etfair operates an online exchange that allows gamblers to bet against each other but its ambition to expand beyond the UK and Ireland has been hampered by regulatory and tax barriers.
In a statement, the private equity group said: "CVC … confirms that it has had preliminary discussions with Richard Koch, Antony Ball and partners regarding options in respect of Betfair, which could include an offer for Betfair by funds advised by CVC together with Richard Koch, Antony Ball and partners."
Koch, a co-founder of strategy consultancy LEK Consulting, holds a 6.5% stake in Betfair. Ball is a non-executive director at the Luxembourg-listed investment group Brait and is the co-founder of its private equity business.
However, insiders questioned whether any move for Betfair could succeed. Despite its 2010 flotation, a large proportion of the shares are still owned by the co-founders, Ed Wray and Andrew "Bert" Black – who collectively hold about 19% of the company – and staff or early investors, many of whom are thought to be unwilling to sell unless they receive a knockout bid.
Wray, who owns 11% of the shares, said: "Since the float I've been buying shares rather than selling. I hired [new chief executive] Breon [Corcoran]. I think he's a great chief executive doing a great job and tackling the things that need to be tackled."
Another long-time shareholder added: "I can't see Ed and Bert selling all of their stakes at these levels. They wanted Breon and selling now would indicate they had no confidence on where the business is or where it is going … If [CVC] think they are going to get it at aroundus$ us$ 1.49 a share, then they're dreaming."
Black has numerous other projects that require funding and in 2011 sold shares worth about us$ 2.2 million as he subscribed to a share issue at Hydrodec Group, an Aim-listed "clean technology" company where he serves as a non-executive director and where he was investing a further us$ 2.6 million into the company. Wray has a number of small early-stage investments.
CVC sources suggested that existing shareholders would be able to remain involved in a private equity controlled group, although CVC would still require 75% of the shares to take the company private under stock market rules.
Still, despite no bid being made, the news proved a fillip for Betfair's shares, which have languished since joining the London Stock Exchange two and a half years ago. The company, which was originally sold to investors as having the potential to grow massively by launching its betting technology internationally, has ended up doing the opposite and pulled out of markets where gambling regulations are unclear.
As a result, shares in Betfair had plummeted to a low of 571p – well below the US$ 19.9 a share the company listed at in October 2010.
Corcoran, who joined Betfair as ceo from the Irish bookmaker Paddy Power last year, said shortly after his appointment that Betfair had "lost its way somewhat". Corcoran has since cut costs, withdrawn from certain foreign markets and non-core businesses and acquired the customers of the online bookie Blue Square, but his efforts have so far not been reflected in an improved share price. The gains in on Monday effect put the shares back to where they were when he joined the company.

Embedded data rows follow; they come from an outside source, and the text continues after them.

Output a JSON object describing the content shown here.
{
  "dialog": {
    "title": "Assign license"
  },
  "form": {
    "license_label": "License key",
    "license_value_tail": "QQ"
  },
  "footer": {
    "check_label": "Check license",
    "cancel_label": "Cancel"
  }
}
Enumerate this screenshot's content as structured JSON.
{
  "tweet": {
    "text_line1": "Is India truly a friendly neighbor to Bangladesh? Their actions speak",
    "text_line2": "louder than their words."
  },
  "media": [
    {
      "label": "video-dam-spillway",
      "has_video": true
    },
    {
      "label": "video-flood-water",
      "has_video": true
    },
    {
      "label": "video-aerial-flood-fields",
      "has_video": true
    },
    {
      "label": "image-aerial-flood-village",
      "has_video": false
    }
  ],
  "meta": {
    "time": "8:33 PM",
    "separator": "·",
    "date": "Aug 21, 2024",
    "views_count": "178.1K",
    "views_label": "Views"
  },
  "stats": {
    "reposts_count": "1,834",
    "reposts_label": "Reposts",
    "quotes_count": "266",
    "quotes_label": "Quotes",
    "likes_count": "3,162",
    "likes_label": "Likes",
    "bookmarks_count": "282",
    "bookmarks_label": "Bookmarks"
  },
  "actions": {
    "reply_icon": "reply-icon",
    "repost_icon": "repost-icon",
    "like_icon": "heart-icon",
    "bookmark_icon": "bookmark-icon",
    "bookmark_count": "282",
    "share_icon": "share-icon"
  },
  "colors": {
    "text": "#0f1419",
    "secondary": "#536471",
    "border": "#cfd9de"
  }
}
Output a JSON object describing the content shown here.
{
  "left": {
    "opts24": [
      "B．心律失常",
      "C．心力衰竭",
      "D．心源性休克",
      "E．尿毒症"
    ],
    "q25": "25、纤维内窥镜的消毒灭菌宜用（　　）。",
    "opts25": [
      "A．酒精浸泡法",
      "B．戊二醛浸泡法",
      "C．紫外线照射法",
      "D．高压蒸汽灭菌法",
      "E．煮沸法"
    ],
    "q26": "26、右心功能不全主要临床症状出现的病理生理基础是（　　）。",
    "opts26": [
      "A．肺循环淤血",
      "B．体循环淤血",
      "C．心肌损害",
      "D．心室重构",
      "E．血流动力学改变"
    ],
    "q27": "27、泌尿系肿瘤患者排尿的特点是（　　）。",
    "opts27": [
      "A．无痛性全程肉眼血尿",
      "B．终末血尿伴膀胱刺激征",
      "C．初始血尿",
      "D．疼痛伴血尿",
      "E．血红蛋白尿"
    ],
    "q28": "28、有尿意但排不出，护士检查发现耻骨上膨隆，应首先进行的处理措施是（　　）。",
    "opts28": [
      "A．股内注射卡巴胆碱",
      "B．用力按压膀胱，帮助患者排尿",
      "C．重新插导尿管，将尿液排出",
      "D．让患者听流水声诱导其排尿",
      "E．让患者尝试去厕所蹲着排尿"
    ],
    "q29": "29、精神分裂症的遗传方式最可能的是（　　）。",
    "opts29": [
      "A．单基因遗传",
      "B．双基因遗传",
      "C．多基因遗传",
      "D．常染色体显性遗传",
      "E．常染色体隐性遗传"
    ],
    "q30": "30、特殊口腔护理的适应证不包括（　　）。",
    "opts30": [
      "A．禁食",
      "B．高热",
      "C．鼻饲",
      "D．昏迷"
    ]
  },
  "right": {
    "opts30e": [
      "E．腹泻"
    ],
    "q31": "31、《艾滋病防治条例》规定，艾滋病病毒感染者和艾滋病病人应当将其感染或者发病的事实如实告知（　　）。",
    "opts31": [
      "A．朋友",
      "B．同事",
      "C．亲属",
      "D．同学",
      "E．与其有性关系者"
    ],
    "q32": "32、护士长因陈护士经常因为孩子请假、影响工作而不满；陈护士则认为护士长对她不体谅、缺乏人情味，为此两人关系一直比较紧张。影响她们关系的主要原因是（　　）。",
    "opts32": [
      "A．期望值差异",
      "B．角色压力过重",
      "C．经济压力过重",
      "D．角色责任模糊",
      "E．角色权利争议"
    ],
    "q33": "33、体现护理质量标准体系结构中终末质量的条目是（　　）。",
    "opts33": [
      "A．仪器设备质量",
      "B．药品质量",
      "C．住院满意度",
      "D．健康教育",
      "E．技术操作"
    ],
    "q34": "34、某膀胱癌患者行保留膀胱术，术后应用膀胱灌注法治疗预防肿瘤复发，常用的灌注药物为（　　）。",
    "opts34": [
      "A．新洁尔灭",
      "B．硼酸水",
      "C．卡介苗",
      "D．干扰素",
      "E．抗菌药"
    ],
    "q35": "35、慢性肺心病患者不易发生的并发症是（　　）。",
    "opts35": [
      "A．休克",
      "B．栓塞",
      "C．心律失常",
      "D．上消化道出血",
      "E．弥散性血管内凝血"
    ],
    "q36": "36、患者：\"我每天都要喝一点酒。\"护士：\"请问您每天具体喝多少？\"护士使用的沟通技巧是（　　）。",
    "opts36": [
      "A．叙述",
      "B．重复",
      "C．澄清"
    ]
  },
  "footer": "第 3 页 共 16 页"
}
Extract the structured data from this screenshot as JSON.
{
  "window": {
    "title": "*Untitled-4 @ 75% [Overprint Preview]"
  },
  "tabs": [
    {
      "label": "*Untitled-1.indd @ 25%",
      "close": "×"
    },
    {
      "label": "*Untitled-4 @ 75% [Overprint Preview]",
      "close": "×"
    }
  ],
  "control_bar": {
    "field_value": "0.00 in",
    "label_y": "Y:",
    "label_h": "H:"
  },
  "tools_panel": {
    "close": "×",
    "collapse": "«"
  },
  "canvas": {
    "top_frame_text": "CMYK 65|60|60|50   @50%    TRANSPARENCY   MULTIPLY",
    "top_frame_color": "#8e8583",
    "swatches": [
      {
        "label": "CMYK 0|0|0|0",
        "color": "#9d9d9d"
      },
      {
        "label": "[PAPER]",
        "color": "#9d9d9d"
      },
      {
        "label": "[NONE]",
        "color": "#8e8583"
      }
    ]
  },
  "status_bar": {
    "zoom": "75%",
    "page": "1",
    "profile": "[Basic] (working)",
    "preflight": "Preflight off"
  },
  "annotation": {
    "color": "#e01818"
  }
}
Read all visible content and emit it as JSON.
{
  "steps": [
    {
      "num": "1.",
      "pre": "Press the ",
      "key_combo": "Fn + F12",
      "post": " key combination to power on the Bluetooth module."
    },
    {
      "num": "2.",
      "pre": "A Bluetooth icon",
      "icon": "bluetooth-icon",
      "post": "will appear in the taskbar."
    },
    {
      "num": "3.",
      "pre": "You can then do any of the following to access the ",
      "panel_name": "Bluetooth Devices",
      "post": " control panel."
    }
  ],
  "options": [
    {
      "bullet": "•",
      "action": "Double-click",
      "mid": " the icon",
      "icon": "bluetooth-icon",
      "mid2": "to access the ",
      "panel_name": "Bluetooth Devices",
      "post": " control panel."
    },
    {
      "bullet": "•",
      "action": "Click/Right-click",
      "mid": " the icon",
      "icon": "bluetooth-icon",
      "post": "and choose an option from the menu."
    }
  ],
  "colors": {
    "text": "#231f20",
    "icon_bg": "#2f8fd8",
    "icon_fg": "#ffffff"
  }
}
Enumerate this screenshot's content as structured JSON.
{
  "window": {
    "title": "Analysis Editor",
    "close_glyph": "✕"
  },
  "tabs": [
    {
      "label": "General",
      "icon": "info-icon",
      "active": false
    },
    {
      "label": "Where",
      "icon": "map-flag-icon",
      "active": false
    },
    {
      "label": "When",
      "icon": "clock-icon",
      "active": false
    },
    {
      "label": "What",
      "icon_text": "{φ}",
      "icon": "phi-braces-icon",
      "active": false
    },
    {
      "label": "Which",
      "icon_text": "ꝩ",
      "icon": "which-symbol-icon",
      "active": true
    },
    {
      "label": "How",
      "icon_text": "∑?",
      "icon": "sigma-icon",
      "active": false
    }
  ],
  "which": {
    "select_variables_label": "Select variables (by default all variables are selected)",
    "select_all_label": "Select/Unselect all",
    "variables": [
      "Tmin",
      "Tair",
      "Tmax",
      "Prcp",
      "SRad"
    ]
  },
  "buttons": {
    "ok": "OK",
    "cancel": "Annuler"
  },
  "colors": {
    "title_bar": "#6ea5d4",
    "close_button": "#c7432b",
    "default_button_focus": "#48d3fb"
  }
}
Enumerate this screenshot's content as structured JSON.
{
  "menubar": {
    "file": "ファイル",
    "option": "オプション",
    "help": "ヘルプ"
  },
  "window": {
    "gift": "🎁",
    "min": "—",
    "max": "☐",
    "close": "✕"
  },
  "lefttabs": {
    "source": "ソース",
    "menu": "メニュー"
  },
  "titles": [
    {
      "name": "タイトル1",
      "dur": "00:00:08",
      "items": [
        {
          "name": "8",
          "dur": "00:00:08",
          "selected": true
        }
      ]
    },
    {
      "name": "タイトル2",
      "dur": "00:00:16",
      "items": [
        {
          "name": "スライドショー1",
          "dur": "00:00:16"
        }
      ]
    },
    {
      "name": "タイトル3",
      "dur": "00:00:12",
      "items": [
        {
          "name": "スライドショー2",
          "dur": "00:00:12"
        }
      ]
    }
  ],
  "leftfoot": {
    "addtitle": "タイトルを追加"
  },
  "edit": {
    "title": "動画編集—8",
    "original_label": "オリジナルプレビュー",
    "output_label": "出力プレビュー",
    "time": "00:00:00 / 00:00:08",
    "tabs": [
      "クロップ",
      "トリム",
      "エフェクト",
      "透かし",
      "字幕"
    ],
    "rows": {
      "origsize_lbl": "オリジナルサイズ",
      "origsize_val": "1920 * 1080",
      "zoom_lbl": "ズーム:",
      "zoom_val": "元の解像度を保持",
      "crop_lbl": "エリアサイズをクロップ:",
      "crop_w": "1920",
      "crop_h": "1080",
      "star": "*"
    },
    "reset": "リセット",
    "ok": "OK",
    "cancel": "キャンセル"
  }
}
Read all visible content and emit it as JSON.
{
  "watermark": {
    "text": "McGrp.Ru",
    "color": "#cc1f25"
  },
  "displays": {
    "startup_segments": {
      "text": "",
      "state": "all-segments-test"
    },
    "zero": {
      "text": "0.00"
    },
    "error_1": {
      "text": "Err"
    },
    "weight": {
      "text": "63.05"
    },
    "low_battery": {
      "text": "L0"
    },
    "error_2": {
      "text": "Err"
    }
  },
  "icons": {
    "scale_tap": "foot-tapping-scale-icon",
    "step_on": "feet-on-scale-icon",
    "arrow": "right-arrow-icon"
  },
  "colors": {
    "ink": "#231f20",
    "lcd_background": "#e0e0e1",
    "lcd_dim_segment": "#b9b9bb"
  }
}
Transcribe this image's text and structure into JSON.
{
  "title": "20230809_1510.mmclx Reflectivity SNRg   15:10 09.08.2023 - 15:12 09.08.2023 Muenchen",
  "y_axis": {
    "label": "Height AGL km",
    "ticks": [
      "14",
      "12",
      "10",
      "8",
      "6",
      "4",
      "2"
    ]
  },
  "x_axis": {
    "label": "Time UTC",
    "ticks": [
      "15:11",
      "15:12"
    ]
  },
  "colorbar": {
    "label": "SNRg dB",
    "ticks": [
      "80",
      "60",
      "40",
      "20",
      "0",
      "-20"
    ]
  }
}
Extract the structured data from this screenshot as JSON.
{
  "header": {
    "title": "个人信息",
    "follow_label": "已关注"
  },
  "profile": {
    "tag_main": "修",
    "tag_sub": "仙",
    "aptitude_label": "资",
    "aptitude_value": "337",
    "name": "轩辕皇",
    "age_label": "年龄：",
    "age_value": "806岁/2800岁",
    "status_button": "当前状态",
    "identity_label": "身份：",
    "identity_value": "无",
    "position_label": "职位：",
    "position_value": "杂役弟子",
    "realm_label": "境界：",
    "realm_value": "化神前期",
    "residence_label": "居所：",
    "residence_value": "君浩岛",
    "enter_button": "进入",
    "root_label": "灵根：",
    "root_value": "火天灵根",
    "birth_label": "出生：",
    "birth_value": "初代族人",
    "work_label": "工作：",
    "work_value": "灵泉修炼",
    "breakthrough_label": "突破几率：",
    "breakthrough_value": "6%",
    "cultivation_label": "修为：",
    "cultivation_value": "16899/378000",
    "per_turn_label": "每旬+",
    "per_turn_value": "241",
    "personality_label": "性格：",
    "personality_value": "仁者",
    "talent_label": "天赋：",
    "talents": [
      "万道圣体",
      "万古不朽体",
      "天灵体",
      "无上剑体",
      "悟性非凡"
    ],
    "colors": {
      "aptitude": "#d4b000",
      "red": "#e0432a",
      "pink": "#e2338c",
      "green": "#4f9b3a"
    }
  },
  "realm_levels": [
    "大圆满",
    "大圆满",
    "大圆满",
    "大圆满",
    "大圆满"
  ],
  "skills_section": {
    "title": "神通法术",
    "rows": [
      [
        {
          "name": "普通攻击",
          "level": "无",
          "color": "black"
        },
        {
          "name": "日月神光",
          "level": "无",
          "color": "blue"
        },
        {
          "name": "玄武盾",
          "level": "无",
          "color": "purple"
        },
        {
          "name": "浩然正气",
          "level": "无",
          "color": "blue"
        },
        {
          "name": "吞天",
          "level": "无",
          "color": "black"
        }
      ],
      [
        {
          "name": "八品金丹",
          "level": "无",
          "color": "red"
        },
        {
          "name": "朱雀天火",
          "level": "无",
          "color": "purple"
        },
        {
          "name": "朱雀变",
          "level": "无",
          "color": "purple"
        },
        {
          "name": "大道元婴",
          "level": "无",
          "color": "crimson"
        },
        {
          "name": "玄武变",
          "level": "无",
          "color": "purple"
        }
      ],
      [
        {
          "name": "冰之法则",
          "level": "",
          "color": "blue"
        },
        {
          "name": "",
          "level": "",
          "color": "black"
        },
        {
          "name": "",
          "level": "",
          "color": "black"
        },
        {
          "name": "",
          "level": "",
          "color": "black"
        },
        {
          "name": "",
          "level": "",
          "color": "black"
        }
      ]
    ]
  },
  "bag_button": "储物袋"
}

Gerald Corbett, the chairman, reiterated that a new management team was already attempting to transform the company and hinted that only a stellar bid would persuade the board to recommend shareholders to sell. He said: "You don't typically sell your company four months after your new chief executive has announced his plans to the City and is busy implementing them, but of course we will look at anything serious put forward."